“There is a primal reassurance in being touched, in knowing that someone else, someone close to you, wants to be touching you. There is a bone-deep security that goes with the brush of a human hand, a silent, reflex-level affirmation that someone is near, that someone cares.”
~ Jim Butcher
“Too often we underestimate the power of a touch, a smile, a kind word, a listening ear, an honest compliment, or the smallest act of caring, all
of which have the potential to turn a life around.”
~ Leo Buscaglia
A good friend of mine recently went to hospital for some scans. She’d had pain, and nothing had really helped. It was time to investigate more thoroughly.
To her surprise, and that of her husband, she was kept at the hospital, and was required to do more scans. After which she waited. An age of waiting after a long day of work. All they wanted to do was go home and have dinner. As time slipped away, as it became later and later, they worried about their dog, left alone in the dark.
The first scan uncovered a problem for which no-one had been looking. That problem created a flurry of interest, scans and doctors. Finally, late at night, my friend was sent home.
She made her husband promise not to tell anyone.
But when Ben and I bumped into her husband last Sunday morning I could see he was barely holding things together. I coaxed it out of him. And then rang my friend and arranged to have coffee. Our coffee date ended up being the morning I was floored with pain and misery from my new drugs. Still, something in me made me drag myself out of bed and dress. I told myself it was okay. I had a day off. I could soon go back to bed and rest again. My husband drove me the few blocks to where we would meet. The four of us, her and her husband, me and Ben, found a quiet table and sat down together.
At coffee I inquired about the hospital visit. One thing I’ve learned from so many years of illness, is that it helps to talk about it, and to share the secret fears in your heart. At first my friend was furious, especially with her fraught and guilty husband, but then I couldn’t shut her up. She’d needed to talk to someone, and her husband wasn’t coping. He didn’t want to talk about it. So they hadn’t. This big, life threatening, life changing thing simply hung unspoken between them like a black cloud of doom.
Just as we were leaving, my friend mentioned that she was going to see a surgeon the next day. I assumed she would be going with her husband. But no. As he sat with us he made every excuse not to go with her. She was going alone. She made excuses for her husband too. But I felt her distress.
As I lay in bed later that day, completely wrecked from my new lyme meds, my wise PA sent me a message to let me know she’d cancelled all of my remaining appointments for the week. Ben looked at me thoughtfully. Maybe you should call your friend, he said. Let her know you’ll be free to go with her if she needs some support.
I was sure she’d say no. That her husband would have come around.
She texted me straight back. Please, if it’s not too much trouble, she said. Please come.

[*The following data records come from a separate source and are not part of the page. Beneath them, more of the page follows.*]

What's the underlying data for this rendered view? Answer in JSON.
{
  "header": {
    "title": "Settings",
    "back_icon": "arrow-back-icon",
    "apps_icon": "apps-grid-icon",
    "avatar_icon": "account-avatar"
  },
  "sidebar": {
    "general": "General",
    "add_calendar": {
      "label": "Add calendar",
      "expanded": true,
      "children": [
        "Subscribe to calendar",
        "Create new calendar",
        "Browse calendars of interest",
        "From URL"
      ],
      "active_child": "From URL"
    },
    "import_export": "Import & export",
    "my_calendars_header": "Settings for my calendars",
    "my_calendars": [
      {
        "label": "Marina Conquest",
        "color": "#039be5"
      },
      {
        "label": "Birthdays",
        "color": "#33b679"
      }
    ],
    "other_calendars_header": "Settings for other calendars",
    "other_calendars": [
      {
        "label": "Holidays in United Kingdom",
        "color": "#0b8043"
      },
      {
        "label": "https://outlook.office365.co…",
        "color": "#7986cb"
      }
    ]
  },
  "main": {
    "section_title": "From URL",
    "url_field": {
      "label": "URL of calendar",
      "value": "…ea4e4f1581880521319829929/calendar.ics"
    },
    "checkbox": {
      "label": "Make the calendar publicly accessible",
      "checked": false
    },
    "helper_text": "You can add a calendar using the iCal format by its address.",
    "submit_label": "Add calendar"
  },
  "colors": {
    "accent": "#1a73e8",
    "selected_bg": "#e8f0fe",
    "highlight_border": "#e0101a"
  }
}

So the next day, I did. I was too ill to drive her, but I helped her navigate there and find the right rooms. I held her hand in the waiting room and distracted her with endless chatter as the surgeon ran overtime with someone else and we waited, and waited.
In the appointment I watched my normally composed friend ramble mindlessly, in a complete panic. The kindly surgeon let her go until she finally ran out of words. I’d jotted her key medical history points in my diary, and I prompted her to go over them with him. He asked more questions, and briefly examined her.
Her films went up onto a lightbox, and then we all saw the monster in the room. A five centimetre aneurysm just above her aorta.
The room went quiet.
I held her hand. A silent language flowed between us.
The doctor discussed strategies and made phone calls. I made notes of it all in my diary. My friend needs more tests, and then complex surgery. In the meantime she must live quietly. No stress. Just quiet.
We drove home, knowing at last a little more of what might happen next. On the way we stopped into see her husband, and used my notes to let him know what was going on. I’m so glad I took those notes. My poor friend could barely remember anything that had been said.
That night I summarised the notes into bullet points and emailed them to her. So she’d be clear. So there would be one less thing to worry over.
In too many ways there is little I can do for my friend right now. But I know that my being there helped. When life gets hard it is so much easier with a friend at your side. I’ll keep calling her. Meeting for coffee. Holding her hand. Being there for her, and her husband. This journey won’t be an easy one, or a quick one. Long haul situations call for long haul friendship. After others have lost interest, or forgotten, she’ll still need support. Someone who can ask her how she is, and truly listen. Someone who cares.
We’re all on this wild crazy ride together. Sometimes we need to have someone there for us. Sometimes it’s our turn to be the one there for another.
It might not seem like much, to share the journey rather than being the one riding in on the white horse, ready to fix everything and save the day.
But as someone who has been at the receiving end of messages of support, of having a friend visit or call when I’ve been at my lowest, and having someone hold my hand through tough news, I can tell you that it helps. Sometimes it’s the only thing that does.